# WHAT IS EXPECTED:
Reproduce the listing below in full and without alteration, apart from its pictures.

# SOURCE RECORDS:
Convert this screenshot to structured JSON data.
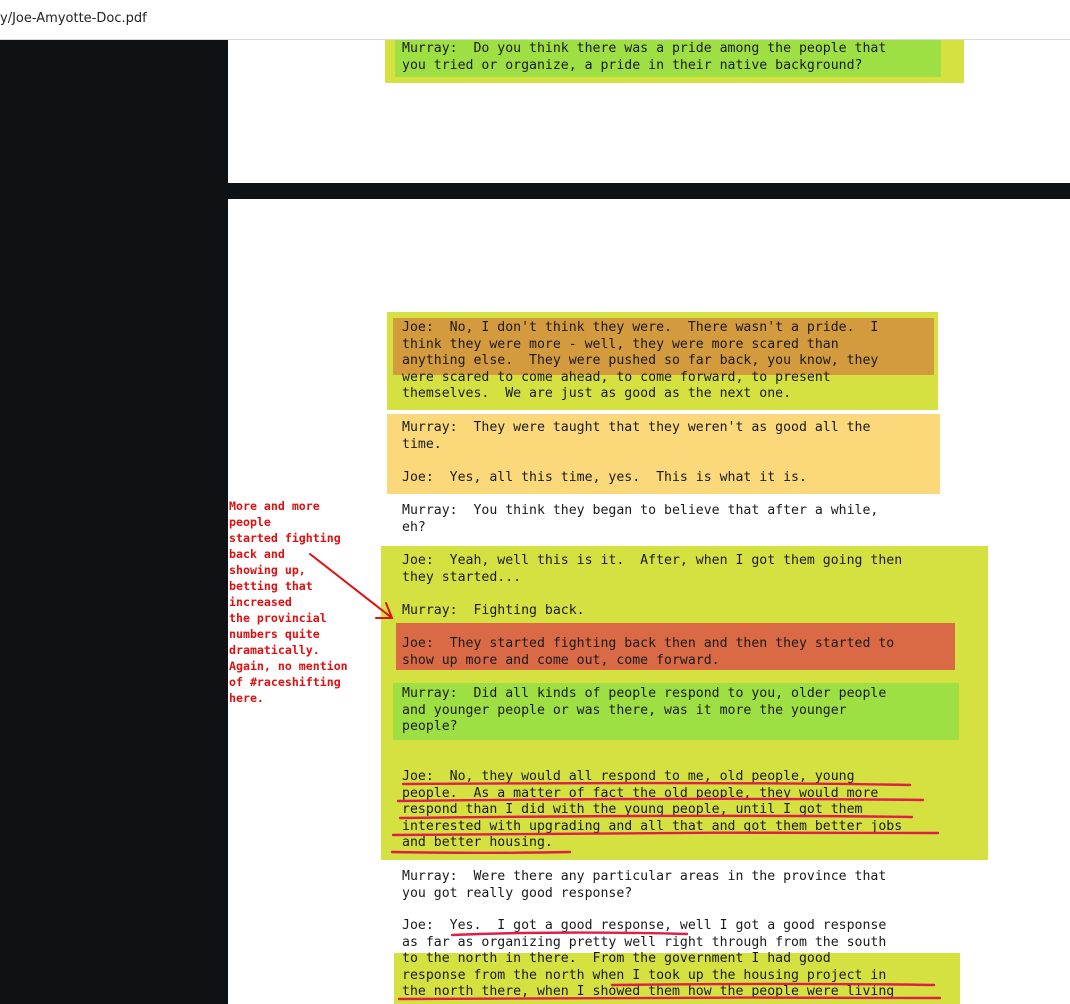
{
  "window": {
    "title": "y/Joe-Amyotte-Doc.pdf"
  },
  "colors": {
    "yellow_green": "#d5e141",
    "green": "#9ee043",
    "orange": "#d49a3e",
    "light_orange": "#fbd97a",
    "red_orange": "#d96a45",
    "annotation_red": "#e01010",
    "underline": "#dd1f4a"
  },
  "transcript": {
    "p1_murray": "Murray:  Do you think there was a pride among the people that\nyou tried or organize, a pride in their native background?",
    "joe_pride": "Joe:  No, I don't think they were.  There wasn't a pride.  I\nthink they were more - well, they were more scared than\nanything else.  They were pushed so far back, you know, they\nwere scared to come ahead, to come forward, to present\nthemselves.  We are just as good as the next one.",
    "murray_taught": "Murray:  They were taught that they weren't as good all the\ntime.",
    "joe_alltime": "Joe:  Yes, all this time, yes.  This is what it is.",
    "murray_believe": "Murray:  You think they began to believe that after a while,\neh?",
    "joe_yeah": "Joe:  Yeah, well this is it.  After, when I got them going then\nthey started...",
    "murray_fighting": "Murray:  Fighting back.",
    "joe_started": "Joe:  They started fighting back then and then they started to\nshow up more and come out, come forward.",
    "murray_kinds": "Murray:  Did all kinds of people respond to you, older people\nand younger people or was there, was it more the younger\npeople?",
    "joe_respond": "Joe:  No, they would all respond to me, old people, young\npeople.  As a matter of fact the old people, they would more\nrespond than I did with the young people, until I got them\ninterested with upgrading and all that and got them better jobs\nand better housing.",
    "murray_areas": "Murray:  Were there any particular areas in the province that\nyou got really good response?",
    "joe_yes": "Joe:  Yes.  I got a good response, well I got a good response\nas far as organizing pretty well right through from the south\nto the north in there.  From the government I had good\nresponse from the north when I took up the housing project in\nthe north there, when I showed them how the people were living"
  },
  "annotation": {
    "note": "More and more\npeople\nstarted fighting\nback and\nshowing up,\nbetting that\nincreased\nthe provincial\nnumbers quite\ndramatically.\nAgain, no mention\nof #raceshifting\nhere."
  }
}
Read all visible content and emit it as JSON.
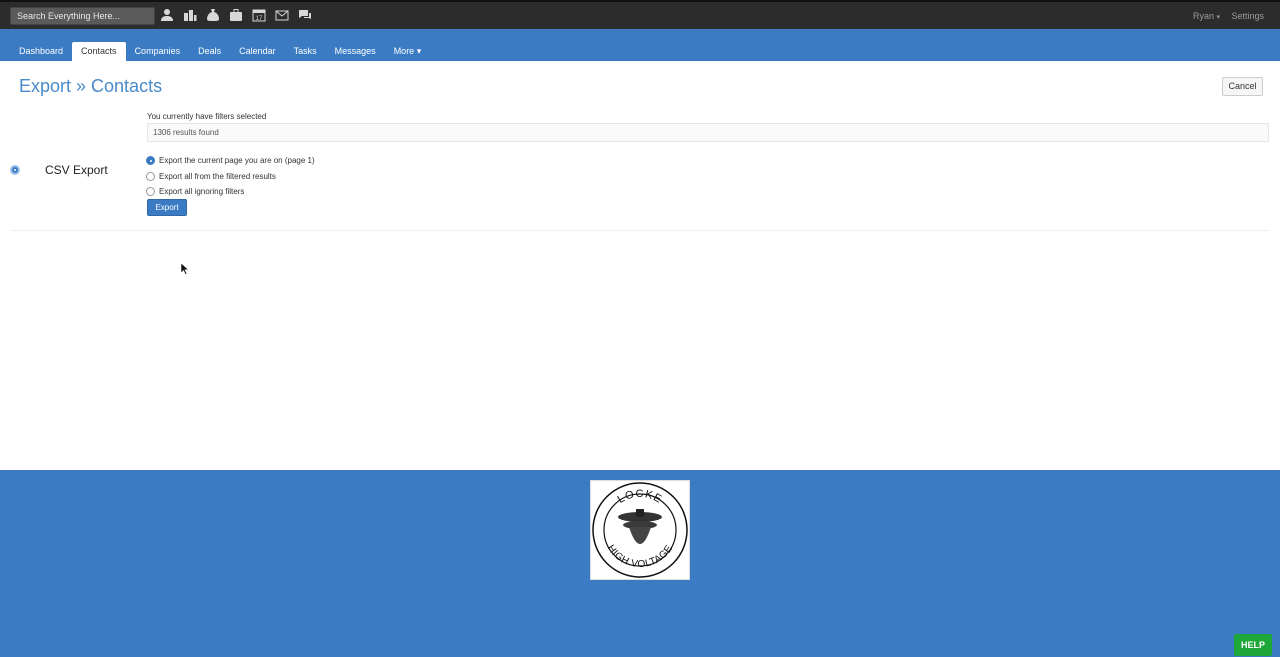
{
  "search": {
    "placeholder": "Search Everything Here..."
  },
  "top_icons": [
    "person-icon",
    "buildings-icon",
    "money-bag-icon",
    "briefcase-icon",
    "calendar-icon",
    "envelope-icon",
    "chat-icon"
  ],
  "calendar_icon_day": "17",
  "user": {
    "name": "Ryan",
    "caret": "▾"
  },
  "settings_label": "Settings",
  "nav": {
    "tabs": [
      {
        "label": "Dashboard"
      },
      {
        "label": "Contacts"
      },
      {
        "label": "Companies"
      },
      {
        "label": "Deals"
      },
      {
        "label": "Calendar"
      },
      {
        "label": "Tasks"
      },
      {
        "label": "Messages"
      },
      {
        "label": "More ▾"
      }
    ]
  },
  "page": {
    "title": "Export » Contacts",
    "cancel_label": "Cancel",
    "filter_note": "You currently have filters selected",
    "results": "1306 results found",
    "section_label": "CSV Export",
    "options": [
      {
        "label": "Export the current page you are on (page 1)",
        "checked": true
      },
      {
        "label": "Export all from the filtered results",
        "checked": false
      },
      {
        "label": "Export all ignoring filters",
        "checked": false
      }
    ],
    "export_label": "Export"
  },
  "logo": {
    "top_text": "LOCKE",
    "bottom_text": "HIGH VOLTAGE"
  },
  "help_label": "HELP",
  "colors": {
    "brand_blue": "#3a7bc3",
    "title_blue": "#4a8bc9",
    "help_green": "#1fa83a",
    "topbar": "#2c2c2c"
  }
}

# ANSWER AREA:
Convert this screenshot to structured JSON data.
{
  "window": {
    "title": "y/Joe-Amyotte-Doc.pdf"
  },
  "colors": {
    "yellow_green": "#d5e141",
    "green": "#9ee043",
    "orange": "#d49a3e",
    "light_orange": "#fbd97a",
    "red_orange": "#d96a45",
    "annotation_red": "#e01010",
    "underline": "#dd1f4a"
  },
  "transcript": {
    "p1_murray": "Murray:  Do you think there was a pride among the people that\nyou tried or organize, a pride in their native background?",
    "joe_pride": "Joe:  No, I don't think they were.  There wasn't a pride.  I\nthink they were more - well, they were more scared than\nanything else.  They were pushed so far back, you know, they\nwere scared to come ahead, to come forward, to present\nthemselves.  We are just as good as the next one.",
    "murray_taught": "Murray:  They were taught that they weren't as good all the\ntime.",
    "joe_alltime": "Joe:  Yes, all this time, yes.  This is what it is.",
    "murray_believe": "Murray:  You think they began to believe that after a while,\neh?",
    "joe_yeah": "Joe:  Yeah, well this is it.  After, when I got them going then\nthey started...",
    "murray_fighting": "Murray:  Fighting back.",
    "joe_started": "Joe:  They started fighting back then and then they started to\nshow up more and come out, come forward.",
    "murray_kinds": "Murray:  Did all kinds of people respond to you, older people\nand younger people or was there, was it more the younger\npeople?",
    "joe_respond": "Joe:  No, they would all respond to me, old people, young\npeople.  As a matter of fact the old people, they would more\nrespond than I did with the young people, until I got them\ninterested with upgrading and all that and got them better jobs\nand better housing.",
    "murray_areas": "Murray:  Were there any particular areas in the province that\nyou got really good response?",
    "joe_yes": "Joe:  Yes.  I got a good response, well I got a good response\nas far as organizing pretty well right through from the south\nto the north in there.  From the government I had good\nresponse from the north when I took up the housing project in\nthe north there, when I showed them how the people were living"
  },
  "annotation": {
    "note": "More and more\npeople\nstarted fighting\nback and\nshowing up,\nbetting that\nincreased\nthe provincial\nnumbers quite\ndramatically.\nAgain, no mention\nof #raceshifting\nhere."
  }
}
Read all visible content and emit it as JSON.
{
  "search": {
    "placeholder": "Search Everything Here..."
  },
  "top_icons": [
    "person-icon",
    "buildings-icon",
    "money-bag-icon",
    "briefcase-icon",
    "calendar-icon",
    "envelope-icon",
    "chat-icon"
  ],
  "calendar_icon_day": "17",
  "user": {
    "name": "Ryan",
    "caret": "▾"
  },
  "settings_label": "Settings",
  "nav": {
    "tabs": [
      {
        "label": "Dashboard"
      },
      {
        "label": "Contacts"
      },
      {
        "label": "Companies"
      },
      {
        "label": "Deals"
      },
      {
        "label": "Calendar"
      },
      {
        "label": "Tasks"
      },
      {
        "label": "Messages"
      },
      {
        "label": "More ▾"
      }
    ]
  },
  "page": {
    "title": "Export » Contacts",
    "cancel_label": "Cancel",
    "filter_note": "You currently have filters selected",
    "results": "1306 results found",
    "section_label": "CSV Export",
    "options": [
      {
        "label": "Export the current page you are on (page 1)",
        "checked": true
      },
      {
        "label": "Export all from the filtered results",
        "checked": false
      },
      {
        "label": "Export all ignoring filters",
        "checked": false
      }
    ],
    "export_label": "Export"
  },
  "logo": {
    "top_text": "LOCKE",
    "bottom_text": "HIGH VOLTAGE"
  },
  "help_label": "HELP",
  "colors": {
    "brand_blue": "#3a7bc3",
    "title_blue": "#4a8bc9",
    "help_green": "#1fa83a",
    "topbar": "#2c2c2c"
  }
}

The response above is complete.